Track club coach’s passion paying dividends for kids and sport

NORTH CHARLESTON – Tami Dennis was packing her team’s equipment after a long day of USATF cross-country competition last Saturday at Wannamaker Park, only to be interrupted repeatedly by parents thanking her with a handshake, a hug or both.

For the 54-year-old Isle of Palms resident, those moments help remind her that the many hours she puts into coaching the Mount Pleasant Track Club continues to pay big dividends.

Video: Mount Pleasant Track Club growing

Monica Mutter, whose son is on the Mount Pleasant team, said she was impressed with Dennis almost from the moment he first started running for her last year.

“My son started in her program for the first time last year and by the second practice she knew him by his first name,” Mutter said. “That’s pretty good when you have 80 children.  She knows every kids’ name.”

Siobhan Maize, who has two daughters in sub-bantam, said Dennis creates and maintains a “very positive” atmosphere with her program.

Maize said that prior to the start of each meet Dennis seeks out each member of the team, encouraging them to perform at their best.  Then she will head out to a spot on the course where she will offer further encouragement as they pass by.

“Her enthusiasm rubs off on the kids and on us parents,” Maize said.

At the start of each season, Dennis asks each kid to set personal goals, thresholds that Mutter said have an impact on and off the track. 

“It’s about improving PRs, doing better the next time,” Mutter said, “but Tami is also a great esteem-builder and team-builder.”

Maize agrees.

“No matter where you are performance-wise on the team, you’re still a part of the team. She’s really into teaching the kids to work towards your goal, but also help the team.”

Dennis, a Clemson graduate, started her coaching career in the Upstate 20 years ago, starting Footsteps to Fitness and the Spartanburg Striders.  She moved to Mount Pleasant in 2002 and started the track club, which has dominated competition at the state level successfully competed nationally in USA Track and Field events in cross-country and track.

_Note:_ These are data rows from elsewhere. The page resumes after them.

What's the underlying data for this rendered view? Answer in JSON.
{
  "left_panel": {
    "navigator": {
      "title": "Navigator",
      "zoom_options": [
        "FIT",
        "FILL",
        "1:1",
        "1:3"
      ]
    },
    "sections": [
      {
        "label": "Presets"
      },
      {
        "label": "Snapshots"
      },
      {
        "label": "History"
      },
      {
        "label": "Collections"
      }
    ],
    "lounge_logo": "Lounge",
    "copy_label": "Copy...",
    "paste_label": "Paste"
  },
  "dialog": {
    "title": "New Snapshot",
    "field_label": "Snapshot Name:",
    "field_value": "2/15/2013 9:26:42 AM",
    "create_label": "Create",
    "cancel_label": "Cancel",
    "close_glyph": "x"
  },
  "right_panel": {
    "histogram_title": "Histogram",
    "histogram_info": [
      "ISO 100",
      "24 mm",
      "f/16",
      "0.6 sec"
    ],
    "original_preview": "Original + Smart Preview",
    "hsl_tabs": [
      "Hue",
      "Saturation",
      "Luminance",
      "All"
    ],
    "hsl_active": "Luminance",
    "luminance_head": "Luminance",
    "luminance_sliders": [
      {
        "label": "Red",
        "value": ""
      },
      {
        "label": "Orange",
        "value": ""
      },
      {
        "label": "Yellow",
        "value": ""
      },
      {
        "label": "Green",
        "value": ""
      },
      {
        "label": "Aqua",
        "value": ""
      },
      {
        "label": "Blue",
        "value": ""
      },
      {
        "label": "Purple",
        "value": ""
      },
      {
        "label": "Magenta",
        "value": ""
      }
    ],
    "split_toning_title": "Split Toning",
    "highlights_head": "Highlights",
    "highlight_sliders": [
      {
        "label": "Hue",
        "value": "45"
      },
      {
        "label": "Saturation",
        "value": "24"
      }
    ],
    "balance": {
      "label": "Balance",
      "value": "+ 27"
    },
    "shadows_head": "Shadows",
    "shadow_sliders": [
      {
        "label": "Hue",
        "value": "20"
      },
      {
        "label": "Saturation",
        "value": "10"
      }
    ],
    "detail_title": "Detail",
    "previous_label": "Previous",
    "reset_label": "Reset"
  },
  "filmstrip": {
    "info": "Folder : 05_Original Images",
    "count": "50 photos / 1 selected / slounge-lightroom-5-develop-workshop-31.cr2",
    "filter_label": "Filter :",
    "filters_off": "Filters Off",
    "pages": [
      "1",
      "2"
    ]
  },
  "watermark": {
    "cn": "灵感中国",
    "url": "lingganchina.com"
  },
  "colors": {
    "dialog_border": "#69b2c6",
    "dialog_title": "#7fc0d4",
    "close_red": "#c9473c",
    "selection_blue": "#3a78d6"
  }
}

She has built the program to where it now feeds young athletes into the public and private high schools in the Charleston area, including Wando, Ashley Hall, Bishop England and Porter-Gaud. The program also reaches into the collegiate side, with two of Dennis’s former kids now running at Clemson.

“The high school coaches will acknowledge that our kids go into their programs knowing how to practice, knowing how to compete,” she said. 

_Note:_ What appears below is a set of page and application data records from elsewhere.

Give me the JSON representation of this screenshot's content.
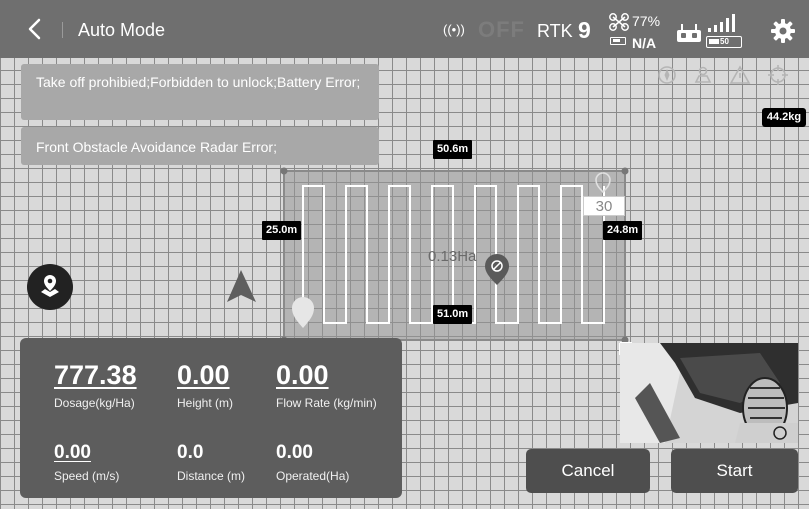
{
  "header": {
    "title": "Auto Mode",
    "radar_status": "OFF",
    "rtk_label": "RTK",
    "rtk_count": "9",
    "drone_battery": "77%",
    "drone_voltage": "N/A",
    "rc_battery": "50"
  },
  "alerts": [
    "Take off prohibied;Forbidden to unlock;Battery Error;",
    "Front Obstacle Avoidance Radar Error;"
  ],
  "tools": [
    "compass-icon",
    "field-edit-icon",
    "obstacle-warning-icon",
    "target-icon"
  ],
  "payload": "44.2kg",
  "field": {
    "top_edge": "50.6m",
    "bottom_edge": "51.0m",
    "left_edge": "25.0m",
    "right_edge": "24.8m",
    "line_spacing": "30",
    "area": "0.13Ha"
  },
  "stats": {
    "dosage": {
      "value": "777.38",
      "label": "Dosage(kg/Ha)"
    },
    "height": {
      "value": "0.00",
      "label": "Height (m)"
    },
    "flow_rate": {
      "value": "0.00",
      "label": "Flow Rate (kg/min)"
    },
    "speed": {
      "value": "0.00",
      "label": "Speed (m/s)"
    },
    "distance": {
      "value": "0.0",
      "label": "Distance (m)"
    },
    "operated": {
      "value": "0.00",
      "label": "Operated(Ha)"
    }
  },
  "buttons": {
    "cancel": "Cancel",
    "start": "Start"
  }
}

Dennis keeps in touch with her “kids” well into their adult lives.

“There are a couple of kids who I coached while I was in Spartanburg who are now in their mid-30s,” she said. “Once they run for me they will always be one of my kids.”

Dennis also has been successful at passing her coaching baton on to Stephanie Buffo, a former track club (Spartanburg) member who ran at Clemson and Dorman and last year served as an assistant coach for the (Mt. Pleasant) track club.

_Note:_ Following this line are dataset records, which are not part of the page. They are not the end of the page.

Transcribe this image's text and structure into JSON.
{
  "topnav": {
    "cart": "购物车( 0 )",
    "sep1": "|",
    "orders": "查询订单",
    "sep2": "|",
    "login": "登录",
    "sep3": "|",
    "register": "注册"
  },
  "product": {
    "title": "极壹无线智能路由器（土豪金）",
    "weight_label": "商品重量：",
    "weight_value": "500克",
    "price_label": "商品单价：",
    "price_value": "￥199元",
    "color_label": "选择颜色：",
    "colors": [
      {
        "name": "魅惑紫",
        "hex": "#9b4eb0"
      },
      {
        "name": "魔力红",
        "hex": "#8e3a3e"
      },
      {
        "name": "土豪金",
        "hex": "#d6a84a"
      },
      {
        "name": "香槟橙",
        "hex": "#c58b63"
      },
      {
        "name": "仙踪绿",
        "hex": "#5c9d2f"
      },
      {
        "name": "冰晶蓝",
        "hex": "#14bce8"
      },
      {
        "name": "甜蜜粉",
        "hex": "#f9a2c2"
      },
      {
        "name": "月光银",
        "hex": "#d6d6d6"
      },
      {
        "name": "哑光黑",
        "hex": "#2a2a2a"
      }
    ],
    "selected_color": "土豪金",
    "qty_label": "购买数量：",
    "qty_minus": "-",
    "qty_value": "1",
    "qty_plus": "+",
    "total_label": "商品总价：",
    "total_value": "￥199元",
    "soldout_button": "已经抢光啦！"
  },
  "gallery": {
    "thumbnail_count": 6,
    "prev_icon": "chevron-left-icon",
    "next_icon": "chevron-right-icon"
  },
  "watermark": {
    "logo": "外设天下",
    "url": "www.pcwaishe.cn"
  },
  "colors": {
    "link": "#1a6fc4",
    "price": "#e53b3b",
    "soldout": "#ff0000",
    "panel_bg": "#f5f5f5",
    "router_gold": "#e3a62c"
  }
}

“She’s now in her early 20s and she wants to coach down the road,” Dennis said. “That, to me, brought what I do full circle.”

On the track side, Dennis said she has had a couple of ex-competitors come back during the summer to coach pole vault and “give back.”

“I’m a big believer in giving back to the sport,” she said.

The team has several assistant coaches, but its’ leadership and vitality clearly starts with Dennis, though she will tell you otherwise. 

“The nice thing is, my coaches are so good that I don’t have to worry.  They know what we have to do.”

Her energy and that coordination among her assistant coaches was tested on Saturday as the head coach noticeably favored her left foot throughout the day, the result of plantar faciitis, a heel injury that’s common among long-distance runners.

“I’ve been running for 35 years and I’ve never really had any injuries,” Dennis said.  “I guess it’s finally catching up with me.”

She’s been wearing a boot on the foot, but that device has complicated her recovery.

“It has irritated my shin and caused bruises. It’s been painful,” Dennis said.

The injury also has planted thoughts in her mind about how much longer she will coach.

“That’s the big question, isn’t it. I’m 54 and I’ve really been coaching my whole life.  There will be a point in time when it won’t be fun anymore, but it continues to be fun.”

Clearly, her passion for the sport, and more importantly for developing young children remains strong.

“I’m a volunteer; I don’t do this for money,” she said. “I do this because I really do believe that we are developing young athletes and great citizens.”

Dennis said her current group of runners is special.

“These kids love each other and they care about each other. When the season ends, these kids are chomping at the bit to get together,” she said.

That enthusiasm among the kids appears to be rubbing off on their families.

“I have the best parents and have started a lot of them running simply because their kids are running,” Dennis said. “You talk about influence, well we’re influencing families.  We’re developing healthy habits within families.”